As a young filmmaker, I met the great director Frank Capra ("It's a Wonderful Life," "Mr. Smith Goes to Washington"). He was my mentor even before I had the rare privilege of spending a day with him. His classic films have endured the test of time. Each is a hallmark of restraint and a heart-touching, storytelling masterpiece.

Capra's films were made before ratings, but they needed no warnings to parents. Capra challenged fellow filmmakers with a sobering assertion: "To others that belong, or aspire to belong, to that privileged group of one-man, one-film, filmmakers, I dare to say, don't compromise. For only the valiant can create. Only the daring should make films. Only the morally courageous are worthy of speaking to their fellow men for two hours in the dark. Only the artistically incorrupt will earn and keep the people's trust.""Art," it has been said, "is a reflection of life." This axiom is sufficient warning that movies are mirrors of other's perceptions.

Those perceptions may inspire us or degrade us. If "bad" movies were created with deliberate, divisive agendas and a conscious disregard for the public good, they would be easier to identify and avoid.

When we realize most of what offends us is the honest expression of someone else's beliefs and perceptions, the sifting process becomes even more challenging. Tolerance is a virtue - and is politically correct. In being tolerant of lewdness, immorality, vulgarity and violence on the silver screen, however, we must persuade ourselves that we and our families are somehow exempt from the subtle - and not so subtle - influence of the images and ideas served to us in the consuming darkness of the movie experience.

In spite of good intentions, we can be victimized by our own unwillingness to control the movies we watch and the images and ideas to which we and our children are exposed.

Making those decisions ourselves becomes increasingly important. We cannot rely on others to choose for us on the basis of a letter-code rating.

The debate over the responsibility of filmmakers, the influence of their films on society and the impact of explicit depictions of sex and violence rages on.

Amid all the noise, a simple question has been silenced: Where are the morally courageous filmmakers who are worthy of speaking to their fellow men two hours in the dark?

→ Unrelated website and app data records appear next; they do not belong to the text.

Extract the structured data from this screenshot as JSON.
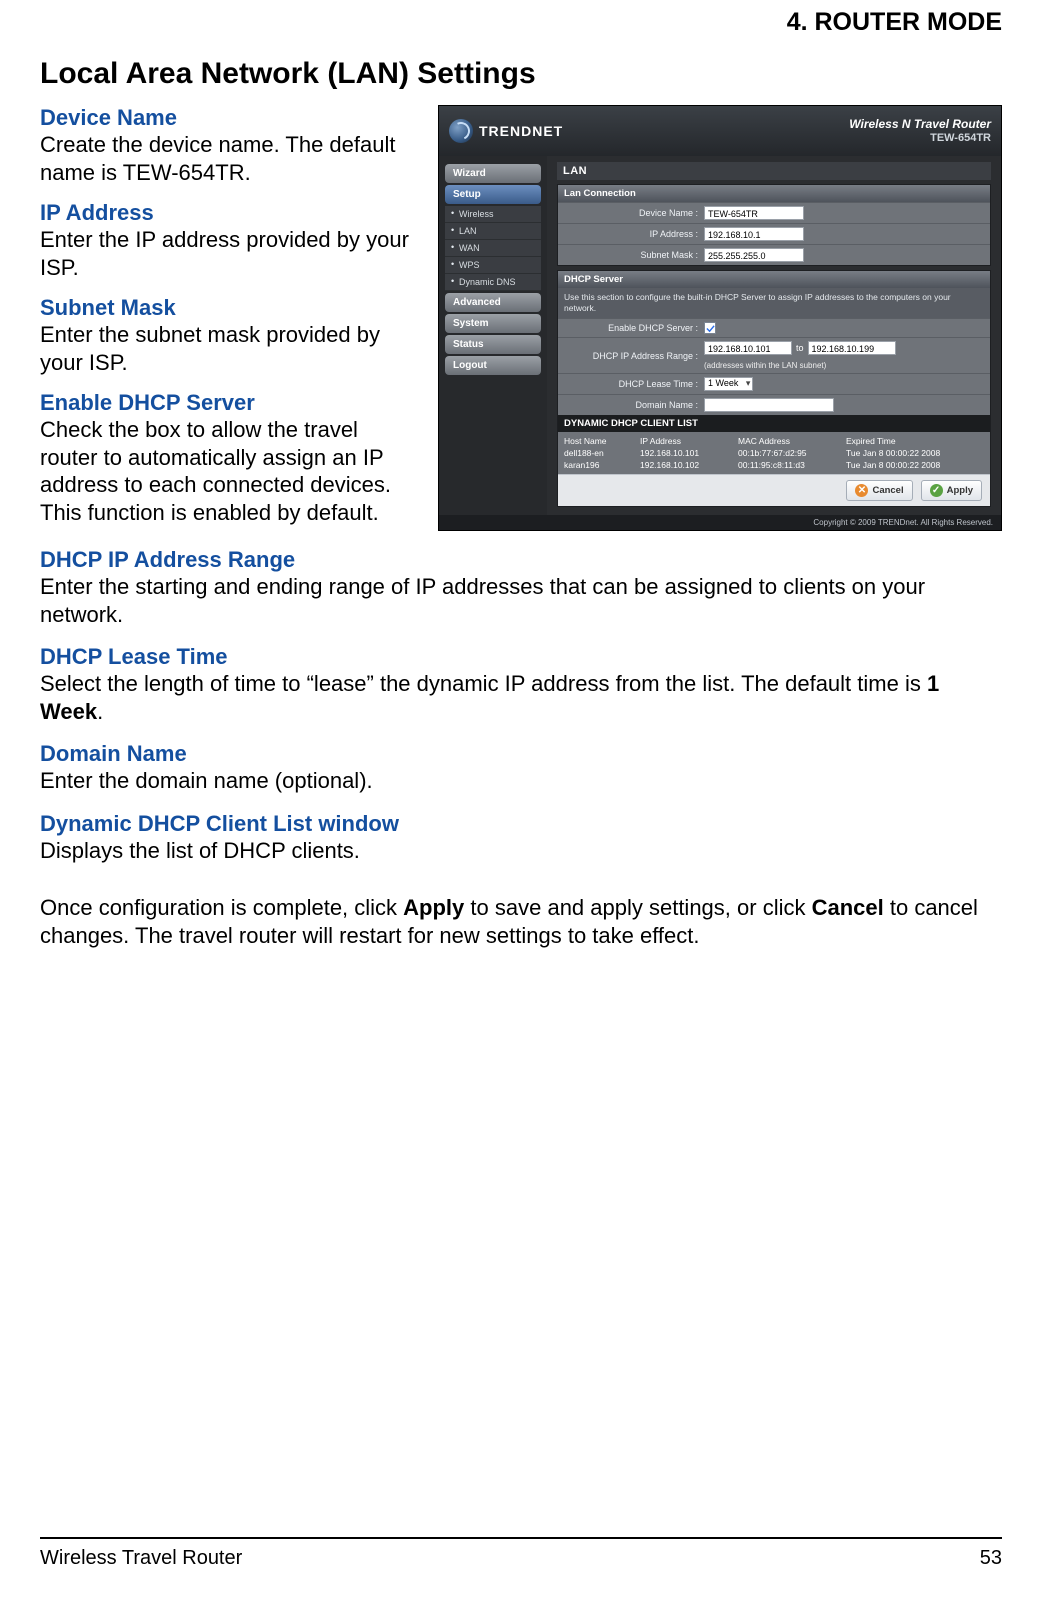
{
  "chapter": "4.  ROUTER MODE",
  "section_title": "Local Area Network (LAN) Settings",
  "defs": {
    "device_name": {
      "h": "Device Name",
      "p": "Create the device name. The default name is TEW-654TR."
    },
    "ip": {
      "h": "IP Address",
      "p": "Enter the IP address provided by your ISP."
    },
    "subnet": {
      "h": "Subnet Mask",
      "p": "Enter the subnet mask provided by your ISP."
    },
    "dhcp_en": {
      "h": "Enable DHCP Server",
      "p": "Check the box to allow the travel router to automatically assign an IP address to each connected devices. This function is enabled by default."
    },
    "range": {
      "h": "DHCP IP Address Range",
      "p": "Enter the starting and ending range of IP addresses that can be assigned to clients on your network."
    },
    "lease": {
      "h": "DHCP Lease Time",
      "p_pre": "Select the length of time to “lease” the dynamic IP address from the list. The default time is ",
      "p_bold": "1 Week",
      "p_post": "."
    },
    "domain": {
      "h": "Domain Name",
      "p": "Enter the domain name (optional)."
    },
    "list": {
      "h": "Dynamic DHCP Client List window",
      "p": "Displays the list of DHCP clients."
    }
  },
  "closing_pre": "Once configuration is complete, click ",
  "closing_b1": "Apply",
  "closing_mid": " to save and apply settings, or click ",
  "closing_b2": "Cancel",
  "closing_post": " to cancel changes. The travel router will restart for new settings to take effect.",
  "footer": {
    "left": "Wireless Travel Router",
    "right": "53"
  },
  "ui": {
    "brand": "TRENDNET",
    "prod_line1": "Wireless N Travel Router",
    "prod_line2": "TEW-654TR",
    "nav": {
      "wizard": "Wizard",
      "setup": "Setup",
      "sub": {
        "wireless": "Wireless",
        "lan": "LAN",
        "wan": "WAN",
        "wps": "WPS",
        "ddns": "Dynamic DNS"
      },
      "advanced": "Advanced",
      "system": "System",
      "status": "Status",
      "logout": "Logout"
    },
    "page": "LAN",
    "lan_conn": "Lan Connection",
    "labels": {
      "dev": "Device Name :",
      "ip": "IP Address :",
      "mask": "Subnet Mask :",
      "dhcp_en": "Enable DHCP Server :",
      "range": "DHCP IP Address Range :",
      "lease": "DHCP Lease Time :",
      "domain": "Domain Name :"
    },
    "values": {
      "dev": "TEW-654TR",
      "ip": "192.168.10.1",
      "mask": "255.255.255.0",
      "range_from": "192.168.10.101",
      "range_to": "192.168.10.199",
      "range_to_label": "to",
      "range_note": "(addresses within the LAN subnet)",
      "lease_sel": "1 Week",
      "domain": ""
    },
    "dhcp_h": "DHCP Server",
    "dhcp_sub": "Use this section to configure the built-in DHCP Server to assign IP addresses to the computers on your network.",
    "client_h": "DYNAMIC DHCP CLIENT LIST",
    "tbl_head": {
      "host": "Host Name",
      "ip": "IP Address",
      "mac": "MAC Address",
      "exp": "Expired Time"
    },
    "tbl_rows": [
      {
        "host": "dell188-en",
        "ip": "192.168.10.101",
        "mac": "00:1b:77:67:d2:95",
        "exp": "Tue Jan 8 00:00:22 2008"
      },
      {
        "host": "karan196",
        "ip": "192.168.10.102",
        "mac": "00:11:95:c8:11:d3",
        "exp": "Tue Jan 8 00:00:22 2008"
      }
    ],
    "btn_cancel": "Cancel",
    "btn_apply": "Apply",
    "copyright": "Copyright © 2009 TRENDnet. All Rights Reserved."
  }
}
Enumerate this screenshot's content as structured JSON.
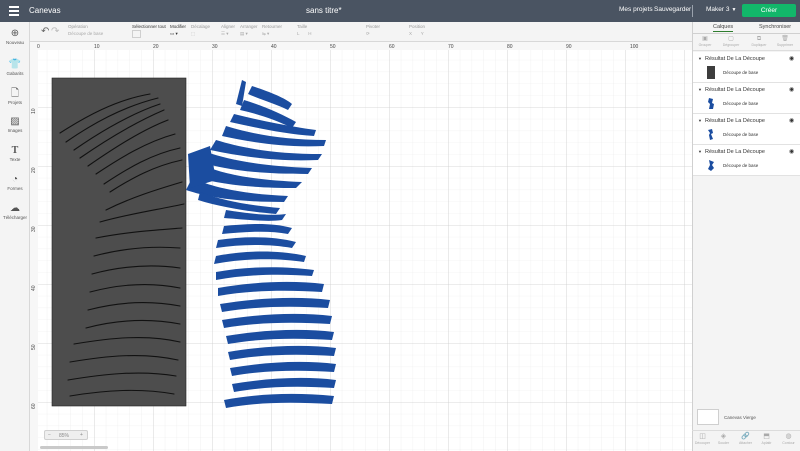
{
  "app": {
    "name": "Canevas",
    "document_title": "sans titre*"
  },
  "header": {
    "my_projects": "Mes projets",
    "save": "Sauvegarder",
    "machine": "Maker 3",
    "make": "Créer"
  },
  "toolbar": {
    "operation_label": "Opération",
    "operation_value": "Découpe de base",
    "selection_label": "Sélectionner tout",
    "edit_label": "Modifier",
    "offset_label": "Décalage",
    "align_label": "Aligner",
    "arrange_label": "Arranger",
    "flip_label": "Retourner",
    "size_label": "Taille",
    "rotate_label": "Pivoter",
    "position_label": "Position"
  },
  "leftnav": {
    "items": [
      {
        "label": "Nouveau",
        "icon": "plus-icon"
      },
      {
        "label": "Gabarits",
        "icon": "shirt-icon"
      },
      {
        "label": "Projets",
        "icon": "file-icon"
      },
      {
        "label": "Images",
        "icon": "image-icon"
      },
      {
        "label": "Texte",
        "icon": "text-icon"
      },
      {
        "label": "Formes",
        "icon": "shapes-icon"
      },
      {
        "label": "Télécharger",
        "icon": "upload-cloud-icon"
      }
    ]
  },
  "ruler": {
    "top": [
      "0",
      "10",
      "20",
      "30",
      "40",
      "50",
      "60",
      "70",
      "80",
      "90",
      "100"
    ],
    "left": [
      "10",
      "20",
      "30",
      "40",
      "50",
      "60"
    ]
  },
  "layers_panel": {
    "tabs": [
      "Calques",
      "Synchroniser"
    ],
    "tools": [
      "Grouper",
      "Dégrouper",
      "Dupliquer",
      "Supprimer"
    ],
    "groups": [
      {
        "title": "Résultat De La Découpe",
        "child": "Découpe de base",
        "thumb": "dark"
      },
      {
        "title": "Résultat De La Découpe",
        "child": "Découpe de base",
        "thumb": "blue"
      },
      {
        "title": "Résultat De La Découpe",
        "child": "Découpe de base",
        "thumb": "blue"
      },
      {
        "title": "Résultat De La Découpe",
        "child": "Découpe de base",
        "thumb": "blue"
      }
    ],
    "blank_canvas": "Canevas Vierge",
    "bottom_tools": [
      "Découper",
      "Souder",
      "Attacher",
      "Aplatir",
      "Contour"
    ]
  },
  "zoom": {
    "value": "85%"
  },
  "colors": {
    "header_bg": "#4a5462",
    "make_button": "#12b76a",
    "stripe_blue": "#1b4da0",
    "dark_panel": "#4d4d4d"
  }
}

Are they making films like "In & Out," believing somehow "moral courage" is now defined by popular culture and "valiance" is measured by politically correct adoration of defiant behavior? I think not. But one thing is certain: The responsibility has shifted from moviemakers like Frank Capra to the audience. We cannot abdicate that awesome burden.

There is no restraint over what is produced, only over what is seen and the films to which we willingly subject ourselves. We have no control over the rating board, only over our own evaluation and decisions. Indeed, if we are looking for the morally courageous, we must look to ourselves.

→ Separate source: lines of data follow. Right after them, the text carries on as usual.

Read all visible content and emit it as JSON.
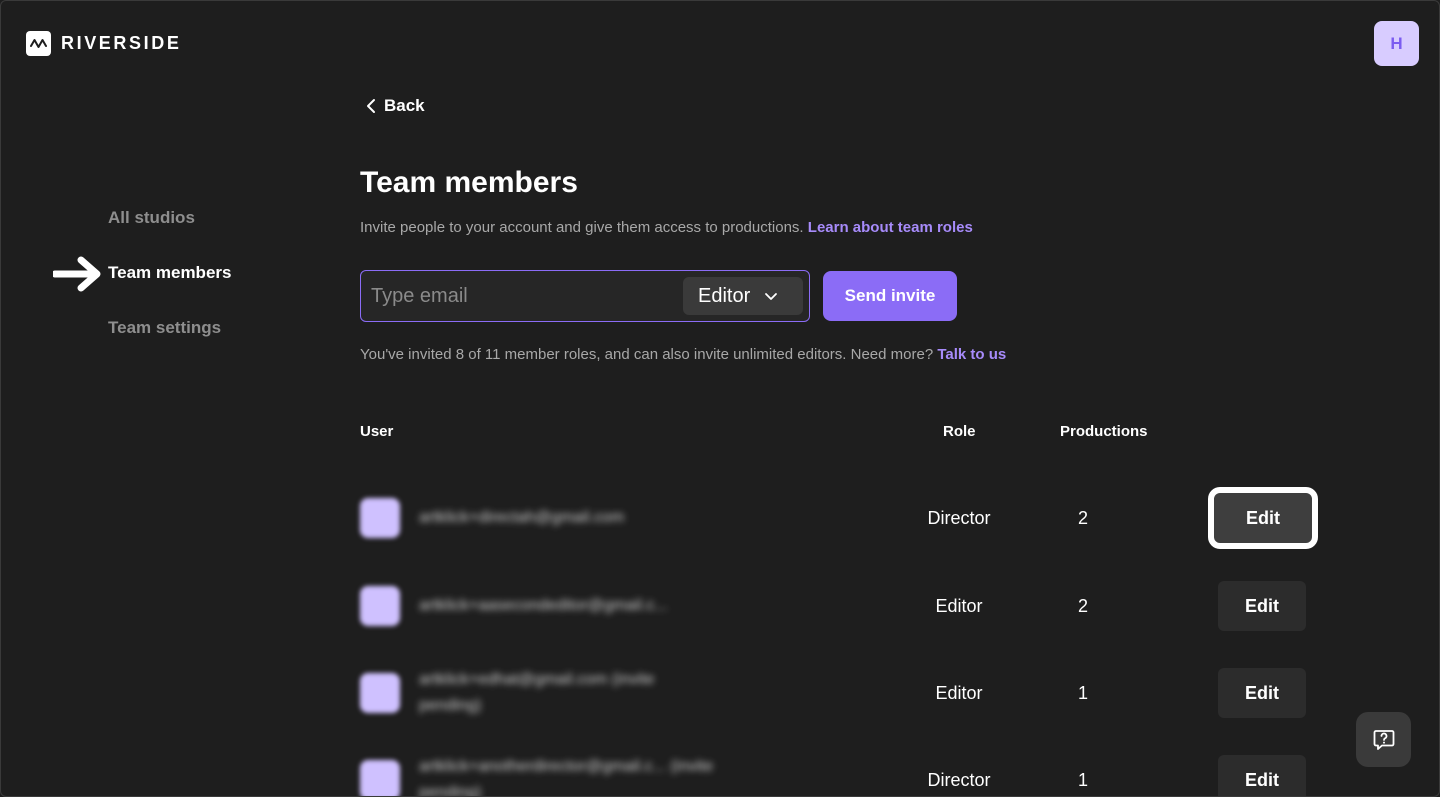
{
  "brand": {
    "name": "RIVERSIDE"
  },
  "user": {
    "initial": "H"
  },
  "sidebar": {
    "items": [
      {
        "label": "All studios",
        "active": false
      },
      {
        "label": "Team members",
        "active": true
      },
      {
        "label": "Team settings",
        "active": false
      }
    ]
  },
  "header": {
    "back_label": "Back",
    "title": "Team members",
    "subtitle": "Invite people to your account and give them access to productions.",
    "subtitle_link": "Learn about team roles"
  },
  "invite": {
    "email_placeholder": "Type email",
    "email_value": "",
    "role_selected": "Editor",
    "send_label": "Send invite"
  },
  "limit": {
    "text": "You've invited 8 of 11 member roles, and can also invite unlimited editors. Need more?",
    "link": "Talk to us"
  },
  "table": {
    "columns": {
      "user": "User",
      "role": "Role",
      "productions": "Productions"
    },
    "rows": [
      {
        "email": "artklick+directah@gmail.com",
        "role": "Director",
        "productions": "2",
        "edit_label": "Edit"
      },
      {
        "email": "artklick+aasecondeditor@gmail.c...",
        "role": "Editor",
        "productions": "2",
        "edit_label": "Edit"
      },
      {
        "email": "artklick+edhat@gmail.com (invite pending)",
        "role": "Editor",
        "productions": "1",
        "edit_label": "Edit"
      },
      {
        "email": "artklick+anotherdirector@gmail.c... (invite pending)",
        "role": "Director",
        "productions": "1",
        "edit_label": "Edit"
      }
    ]
  },
  "colors": {
    "background": "#1e1e1e",
    "accent": "#8b6cf6",
    "link": "#a78bfa",
    "muted_text": "#a8a8a8"
  },
  "icons": {
    "logo": "waveform-icon",
    "back": "chevron-left-icon",
    "dropdown": "chevron-down-icon",
    "pointer": "arrow-right-icon",
    "help": "help-chat-icon"
  }
}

It should be obvious that WE cannot rely on the judgment of the ratings board. The question, then, is what to do. If we abandon the rating recommendations of the Motion Picture Association of America, how do we decide which movies are appropriate for us and for our families? Information is the key. Many newspapers include their own expanded codes to give additional guidance regarding content.

Ultimately we need a comprehensive review by someone we trust who has scrutinized the film from the perspective of our value system - or at least a standard much closer to us than the 11 anonymous movie-rating board members who live and work in Hollywood's outskirts.

There is a great need within the rapidly expanding LDS culture, and those of like-minded standards, for a comprehensive review of films and television - not to censure or condemn, nor dictate to others, but to provide those of like minds with enough accurate information that responsibility may return, judgment may reign and discernment may rule.